::: Supplied entries

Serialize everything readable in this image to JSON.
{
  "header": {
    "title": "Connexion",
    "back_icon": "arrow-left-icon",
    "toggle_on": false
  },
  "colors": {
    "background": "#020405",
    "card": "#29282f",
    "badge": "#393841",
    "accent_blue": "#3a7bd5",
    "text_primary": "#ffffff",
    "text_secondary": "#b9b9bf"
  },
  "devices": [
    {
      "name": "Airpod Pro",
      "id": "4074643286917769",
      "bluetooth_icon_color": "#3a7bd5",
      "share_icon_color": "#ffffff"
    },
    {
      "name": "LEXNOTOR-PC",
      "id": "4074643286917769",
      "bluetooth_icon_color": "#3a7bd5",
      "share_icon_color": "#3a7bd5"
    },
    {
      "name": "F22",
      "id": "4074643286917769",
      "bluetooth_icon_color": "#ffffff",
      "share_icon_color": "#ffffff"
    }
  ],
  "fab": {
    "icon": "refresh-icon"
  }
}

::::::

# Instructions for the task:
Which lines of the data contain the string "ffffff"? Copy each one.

# Answer to the exercise:
    "text_primary": "#ffffff",
      "share_icon_color": "#ffffff"
      "bluetooth_icon_color": "#ffffff",
      "share_icon_color": "#ffffff"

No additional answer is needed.